Exercise ▸ Below are records with pictures in them; print them exactly, omitting the pictures.

** Opening Provided information block **

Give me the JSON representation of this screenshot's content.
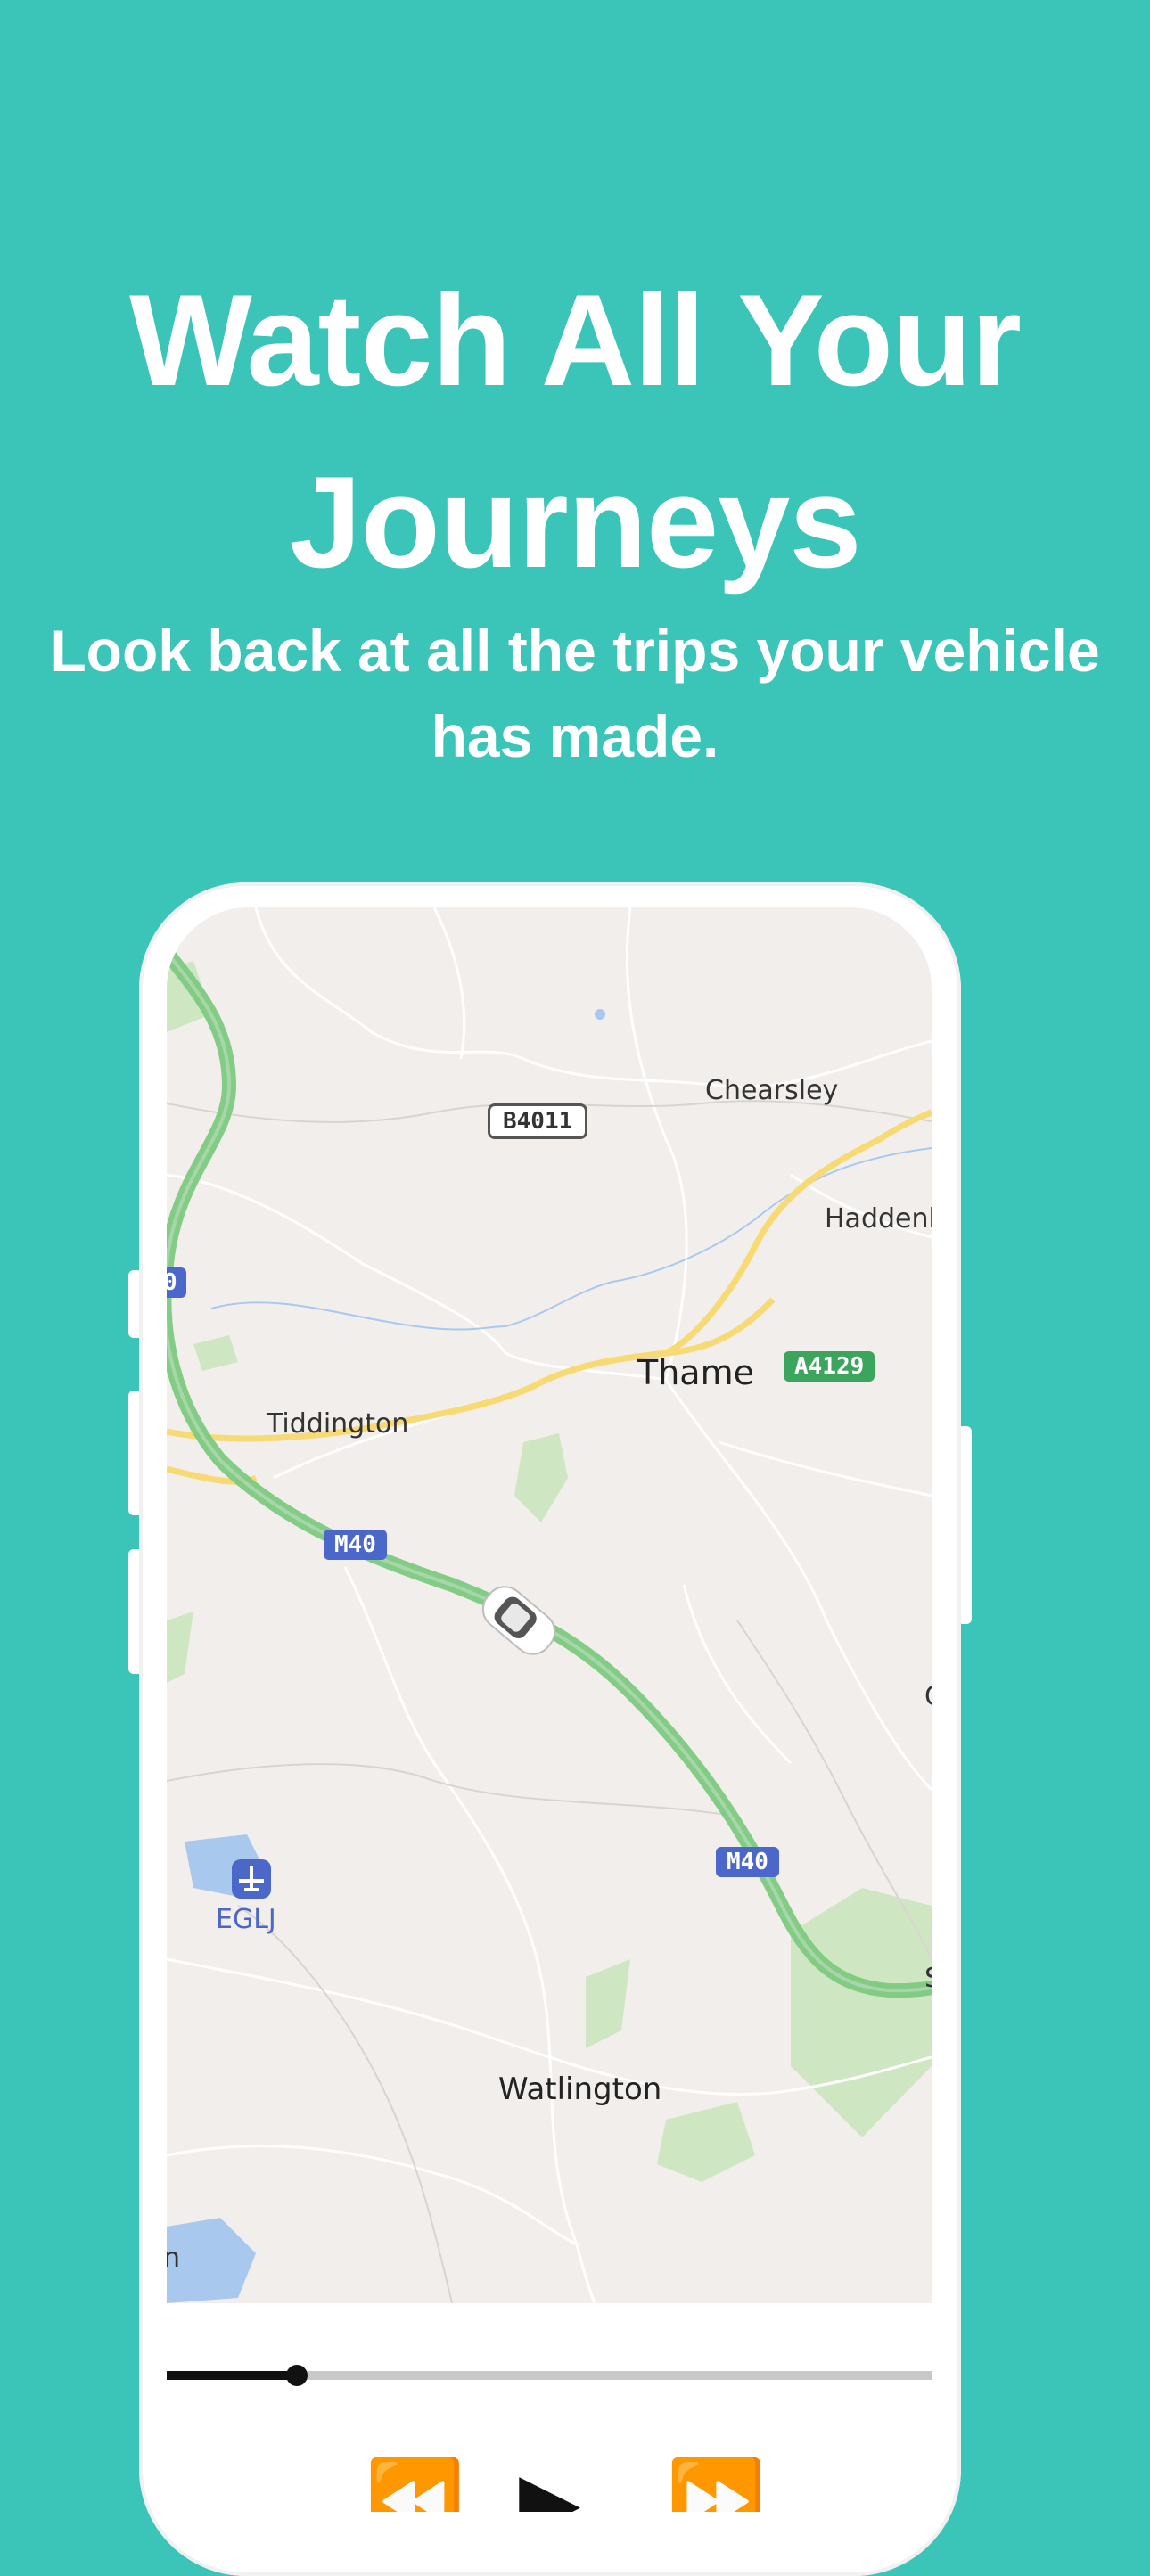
{
  "headline": "Watch All Your Journeys",
  "subheadline": "Look back at all the trips your vehicle has made.",
  "map": {
    "places": {
      "chearsley": "Chearsley",
      "haddenham": "Haddenh",
      "thame": "Thame",
      "tiddington": "Tiddington",
      "watlington": "Watlington",
      "airport": "EGLJ",
      "edge_c": "C",
      "edge_s": "S",
      "edge_n": "n"
    },
    "road_badges": {
      "b4011": "B4011",
      "a4129": "A4129",
      "m40_a": "M40",
      "m40_b": "M40",
      "edge_m40": "0"
    },
    "route_color": "#7cc97f",
    "motorway_badge_color": "#4a67c9",
    "a_road_badge_color": "#3ba55c"
  },
  "player": {
    "progress": 0.17,
    "rewind_icon": "rewind-icon",
    "play_icon": "play-icon",
    "forward_icon": "fast-forward-icon"
  },
  "colors": {
    "background": "#3bc5b8",
    "text": "#ffffff"
  }
}
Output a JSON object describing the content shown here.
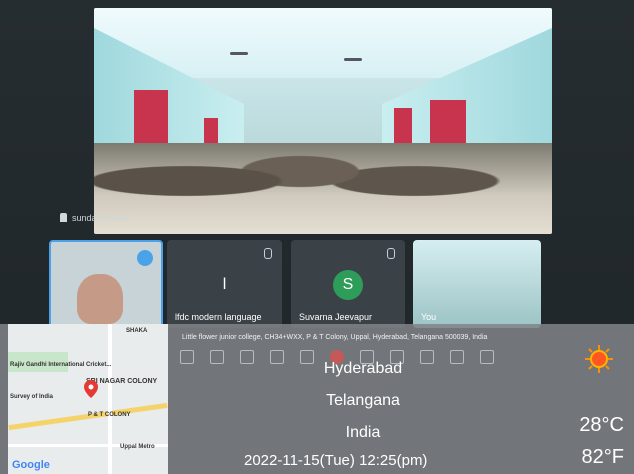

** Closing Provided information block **

Reply to the task ▸
Give me the JSON representation of this screenshot's content.
{
  "headline": "Watch All Your Journeys",
  "subheadline": "Look back at all the trips your vehicle has made.",
  "map": {
    "places": {
      "chearsley": "Chearsley",
      "haddenham": "Haddenh",
      "thame": "Thame",
      "tiddington": "Tiddington",
      "watlington": "Watlington",
      "airport": "EGLJ",
      "edge_c": "C",
      "edge_s": "S",
      "edge_n": "n"
    },
    "road_badges": {
      "b4011": "B4011",
      "a4129": "A4129",
      "m40_a": "M40",
      "m40_b": "M40",
      "edge_m40": "0"
    },
    "route_color": "#7cc97f",
    "motorway_badge_color": "#4a67c9",
    "a_road_badge_color": "#3ba55c"
  },
  "player": {
    "progress": 0.17,
    "rewind_icon": "rewind-icon",
    "play_icon": "play-icon",
    "forward_icon": "fast-forward-icon"
  },
  "colors": {
    "background": "#3bc5b8",
    "text": "#ffffff"
  }
}
Output a JSON object describing the content shown here.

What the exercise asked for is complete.